In late September or early October 2010, Wilson contacted Michael Nugent, a Teamsters business agent. He asked Nugent how to join the Union. Nugent called APTC in early October and informed the plant manager, Pete Curran, of the Union’s intent to make Wilson a member. PCX 4 (Nugent Dep.) at 19-21.

On November 22, Nugent spoke to Gerber regarding Wilson’s union membership. Gerber tried to convince Nugent not to make Wilson a member. Gerber also told Nugent that he had fired Wilson, adding “you are going to put me out of business.” Nugent called Wilson to check whether he had been fired, and Wilson replied that he had not. PX 5 (Nugent Notes).

APTC discharged Wilson the next day. Curran sent Wilson a letter attributing this termination a November 11, 2010 incident where Wilson drove his tractor trailer into a manhole, and to “customer related issues.” DX L (11/23/10 Letter). The manhole collision cost over $10, 000 in repairs to Wilson’s truck. DX M (11/11/10 Insurance Claim Docs.). Wilson had been unable to see the hole because it was overgrown, and although Gerber did warn him to be careful, he did not “come down hard” on Wilson at the time. DX B at 171-73; DX C at 105. Customers complained about Wilson in August, September, and November 2010 for refusing to help unload his truck, making a late delivery, and refusing to help move a forklift trapped between his truck and a loading dock. Wilson did not receive disciplinary write-ups for any of these incidents. DX F (EEOC/PHRC Charge) at 5.

Nugent spoke to Perelman on November 23, and agreed to “see what [Nugent] could work out” with Wilson’s pension plan. PX 5. The Union also filed a Report of Grievance with APTC. DX P.

APTC rehired Wilson the following day. Curran gave Wilson a second chance letter and forwarded a copy to the Union.

The letter reiterated Curran’s dissatisfaction with Wilson’s customer service. It also listed two occasions on which Wilson’s truck required repairs, stating that further accidents would not be tolerated. In addition to the November 11 manhole collision, Curran blamed Wilson for causing $5524.45 worth of damage to the fender of his truck on September 2, 2010. DX N (11/24/10 Rehire Letter); DX O (9/24/10 Insurance Claim Docs.). Wilson’s culpability for the fender damage was “questionable, ” and Wilson denies causing it. DX B at 153; DX C at 129.

On December 1, Gerber and Perelman met with Nugent and Bill Hamilton, the president of the Union, to discuss Wilson’s union membership.
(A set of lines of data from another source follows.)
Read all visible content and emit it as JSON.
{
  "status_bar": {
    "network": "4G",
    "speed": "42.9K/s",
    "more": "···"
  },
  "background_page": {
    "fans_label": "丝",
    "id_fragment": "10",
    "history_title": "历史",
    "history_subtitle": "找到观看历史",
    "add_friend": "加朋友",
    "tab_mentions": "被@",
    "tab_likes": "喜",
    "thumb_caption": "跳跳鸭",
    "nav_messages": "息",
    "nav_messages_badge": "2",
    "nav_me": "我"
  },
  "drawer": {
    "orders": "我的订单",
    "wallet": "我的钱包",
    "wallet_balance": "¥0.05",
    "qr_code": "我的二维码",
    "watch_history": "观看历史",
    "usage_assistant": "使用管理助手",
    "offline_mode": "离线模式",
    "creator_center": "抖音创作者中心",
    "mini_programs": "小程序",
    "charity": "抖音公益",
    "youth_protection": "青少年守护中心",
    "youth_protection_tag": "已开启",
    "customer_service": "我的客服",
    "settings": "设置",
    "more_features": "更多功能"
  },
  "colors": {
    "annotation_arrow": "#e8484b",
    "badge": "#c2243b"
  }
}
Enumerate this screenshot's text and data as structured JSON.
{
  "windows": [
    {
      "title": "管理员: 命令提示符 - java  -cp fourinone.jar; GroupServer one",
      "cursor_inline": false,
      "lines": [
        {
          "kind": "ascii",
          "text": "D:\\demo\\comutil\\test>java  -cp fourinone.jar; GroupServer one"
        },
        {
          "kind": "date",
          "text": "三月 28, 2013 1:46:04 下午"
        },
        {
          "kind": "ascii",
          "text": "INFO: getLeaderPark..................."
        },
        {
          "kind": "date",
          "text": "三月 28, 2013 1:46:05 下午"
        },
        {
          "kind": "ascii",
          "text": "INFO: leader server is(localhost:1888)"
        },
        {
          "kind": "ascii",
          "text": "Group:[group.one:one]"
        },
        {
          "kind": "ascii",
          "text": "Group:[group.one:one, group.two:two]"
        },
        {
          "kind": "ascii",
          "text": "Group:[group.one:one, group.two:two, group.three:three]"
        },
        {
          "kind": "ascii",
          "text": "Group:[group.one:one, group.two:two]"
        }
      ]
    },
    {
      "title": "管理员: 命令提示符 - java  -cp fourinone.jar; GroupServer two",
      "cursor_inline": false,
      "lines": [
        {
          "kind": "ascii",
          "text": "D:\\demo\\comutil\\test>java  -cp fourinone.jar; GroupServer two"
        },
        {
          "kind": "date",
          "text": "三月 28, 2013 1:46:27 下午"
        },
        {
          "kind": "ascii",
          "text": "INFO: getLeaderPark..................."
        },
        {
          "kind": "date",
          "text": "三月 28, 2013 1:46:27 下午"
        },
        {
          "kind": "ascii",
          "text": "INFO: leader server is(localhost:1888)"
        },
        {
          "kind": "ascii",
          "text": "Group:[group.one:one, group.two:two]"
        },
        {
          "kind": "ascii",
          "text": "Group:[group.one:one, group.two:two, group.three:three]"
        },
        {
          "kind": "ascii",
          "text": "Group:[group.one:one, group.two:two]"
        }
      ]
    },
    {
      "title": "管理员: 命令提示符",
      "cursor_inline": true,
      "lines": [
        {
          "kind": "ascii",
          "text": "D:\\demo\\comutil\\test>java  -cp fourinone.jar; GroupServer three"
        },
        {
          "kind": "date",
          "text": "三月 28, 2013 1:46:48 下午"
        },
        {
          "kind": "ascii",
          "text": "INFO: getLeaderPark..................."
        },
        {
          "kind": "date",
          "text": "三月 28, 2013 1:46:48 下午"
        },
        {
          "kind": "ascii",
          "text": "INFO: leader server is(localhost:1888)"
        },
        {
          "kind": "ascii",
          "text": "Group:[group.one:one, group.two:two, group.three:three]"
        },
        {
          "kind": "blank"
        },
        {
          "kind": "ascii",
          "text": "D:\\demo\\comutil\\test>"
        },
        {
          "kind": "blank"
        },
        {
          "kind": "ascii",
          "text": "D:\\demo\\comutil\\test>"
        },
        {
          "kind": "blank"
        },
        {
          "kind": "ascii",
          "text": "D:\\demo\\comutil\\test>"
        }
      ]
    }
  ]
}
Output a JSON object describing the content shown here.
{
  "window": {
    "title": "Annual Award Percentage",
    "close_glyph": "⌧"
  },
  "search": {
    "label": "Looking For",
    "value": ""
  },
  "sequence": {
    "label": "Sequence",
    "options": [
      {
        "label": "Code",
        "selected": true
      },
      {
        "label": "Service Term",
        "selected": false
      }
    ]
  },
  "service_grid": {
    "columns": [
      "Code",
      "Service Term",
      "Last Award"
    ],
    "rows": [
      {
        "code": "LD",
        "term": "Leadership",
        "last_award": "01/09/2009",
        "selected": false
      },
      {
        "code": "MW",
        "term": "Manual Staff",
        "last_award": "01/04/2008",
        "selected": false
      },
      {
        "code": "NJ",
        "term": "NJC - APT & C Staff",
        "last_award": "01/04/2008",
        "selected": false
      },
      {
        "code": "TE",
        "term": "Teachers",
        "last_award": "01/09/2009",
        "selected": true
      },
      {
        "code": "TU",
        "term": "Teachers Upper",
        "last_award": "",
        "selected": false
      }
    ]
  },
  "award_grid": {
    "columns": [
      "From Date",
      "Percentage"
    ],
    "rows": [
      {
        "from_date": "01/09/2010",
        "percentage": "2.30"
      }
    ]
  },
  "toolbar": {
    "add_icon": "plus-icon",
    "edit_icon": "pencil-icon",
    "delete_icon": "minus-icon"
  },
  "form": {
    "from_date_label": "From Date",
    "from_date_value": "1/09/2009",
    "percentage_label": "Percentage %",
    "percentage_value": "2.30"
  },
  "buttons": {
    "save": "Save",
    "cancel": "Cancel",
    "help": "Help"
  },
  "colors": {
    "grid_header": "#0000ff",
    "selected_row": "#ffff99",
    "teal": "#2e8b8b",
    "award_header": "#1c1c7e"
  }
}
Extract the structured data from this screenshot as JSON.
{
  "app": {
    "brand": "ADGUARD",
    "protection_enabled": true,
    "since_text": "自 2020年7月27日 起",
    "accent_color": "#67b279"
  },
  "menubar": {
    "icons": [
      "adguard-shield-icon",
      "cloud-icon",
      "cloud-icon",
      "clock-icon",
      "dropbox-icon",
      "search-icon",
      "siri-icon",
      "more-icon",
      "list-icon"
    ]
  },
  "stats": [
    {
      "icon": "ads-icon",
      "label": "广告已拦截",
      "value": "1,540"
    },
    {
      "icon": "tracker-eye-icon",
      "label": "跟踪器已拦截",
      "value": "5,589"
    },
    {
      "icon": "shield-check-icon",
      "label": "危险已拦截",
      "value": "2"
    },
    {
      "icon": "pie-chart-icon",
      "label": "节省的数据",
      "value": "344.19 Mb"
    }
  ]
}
Gerber and Perelman told the Union representatives that Wilson’s pension plan was “something [APTC] just can’t handle.” DX B at 190. Nevertheless, the defendants agreed to include Wilson in the Teamsters Local 107 bargaining unit, effective December 1, 2010. DX Q (12/1/10 Union and APTC Agreement).

On December 6, Curran gave Wilson a memo regarding Wilson’s failure to report a third accident: backing his trailer into the APTC plant’s gate. Curran wrote that, although he could suspend Wilson for a week under the collective bargaining agreement, Nugent’s intervention had convinced him to reduce Wilson’s suspension to one day. Curran added that a repeat incident would bring disciplinary action “up to and including discharge.” DX R (12/6/10 Memo). Wilson denies responsibility for this accident. DX C at 184-88.

Gerber sent the Union a letter on December 15, notifying them that APTC’s plant would close due to the “current economic conditions” they discussed at ...

Buy This Entire Record For $7.95

Download the entire decision to receive the complete text, official citation,
docket number, dissents and concurrences, and footnotes for this case.

Learn more about what you receive with purchase of this case.